Most beautiful professor: Treva Ellison
Geography and Women, Gender and Sexuality Studies professor Treva Ellison’s nomination came with an impressive superlative.
“They are truly representative of how you can be beautiful on the inside, which leads to expression on the outside. They demonstrate beauty through their passion for teaching, for mentorship and for other human beings. They bring light to this campus, and each day I see them I am made beautiful by association,” wrote the anonymous nominator.
Ellison said that the person who submitted the nomination probably noticed the lack of “visibly non conforming people working here.”
Ellison challenged the very concept of “beauty,” both inner and outer. This concept, they continued, could be different to someone who does not fit the standard mold of what society has deemed is beautiful.
“Beauty is a hard thing, especially for queer and trans folks, because a lot of our notions of beauty and common understanding are very much tied to gender binary.”
Ellison said that how we characterize beauty on a personal level speaks to our values. They also explained how the concept of beauty was complex because it is commodifiable. “It’s a social framework for expressing desire. It can be very powerful if it can be dislodged from its racial capitalist leverages.”
They expounded on their definition by citing that “beauty can be a powerful framework to challenge that ideal, if dislodged from the way it is used as a rubric of discipline.”
They noted that people often don’t realize that everyone’s perception of beauty is a reaction to our relationships with ourselves, other people and “how they see you.”
Beauty is innately linked to someone else’s acceptance which, for Professor Ellison, can prove problematic for people who don’t conform to society’s standard of beauty.

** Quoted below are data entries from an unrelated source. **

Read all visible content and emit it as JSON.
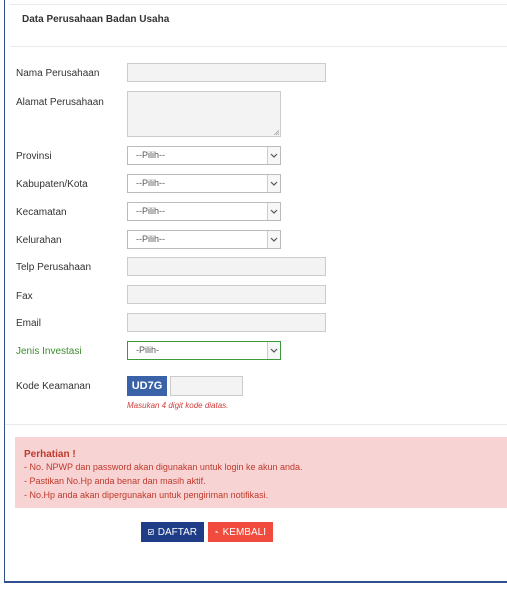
{
  "panel": {
    "title": "Data Perusahaan Badan Usaha"
  },
  "form": {
    "nama_label": "Nama Perusahaan",
    "alamat_label": "Alamat Perusahaan",
    "provinsi_label": "Provinsi",
    "provinsi_value": "--Pilih--",
    "kabupaten_label": "Kabupaten/Kota",
    "kabupaten_value": "--Pilih--",
    "kecamatan_label": "Kecamatan",
    "kecamatan_value": "--Pilih--",
    "kelurahan_label": "Kelurahan",
    "kelurahan_value": "--Pilih--",
    "telp_label": "Telp Perusahaan",
    "fax_label": "Fax",
    "email_label": "Email",
    "investasi_label": "Jenis Investasi",
    "investasi_value": "-Pilih-",
    "kode_label": "Kode Keamanan",
    "captcha_code": "UD7G",
    "captcha_hint": "Masukan 4 digit kode diatas."
  },
  "alert": {
    "title": "Perhatian !",
    "lines": [
      "- No. NPWP dan password akan digunakan untuk login ke akun anda.",
      "- Pastikan No.Hp anda benar dan masih aktif.",
      "- No.Hp anda akan dipergunakan untuk pengiriman notifikasi."
    ]
  },
  "buttons": {
    "daftar": "DAFTAR",
    "kembali": "KEMBALI"
  },
  "colors": {
    "primary": "#1f3d86",
    "danger": "#f04b3c",
    "alert_bg": "#f7d3d3",
    "success": "#3c8d2f"
  }
}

They stated that this is why it is important to “challenge that mold.”
It’s easy to see how the student who nominated Ellison saw their beauty through their love of teaching. They challenged the way in which they were characterized as “beautiful” and why. For Ellison, the “passion for teaching” come through their own powerful experiences with professors who challenged them as a student.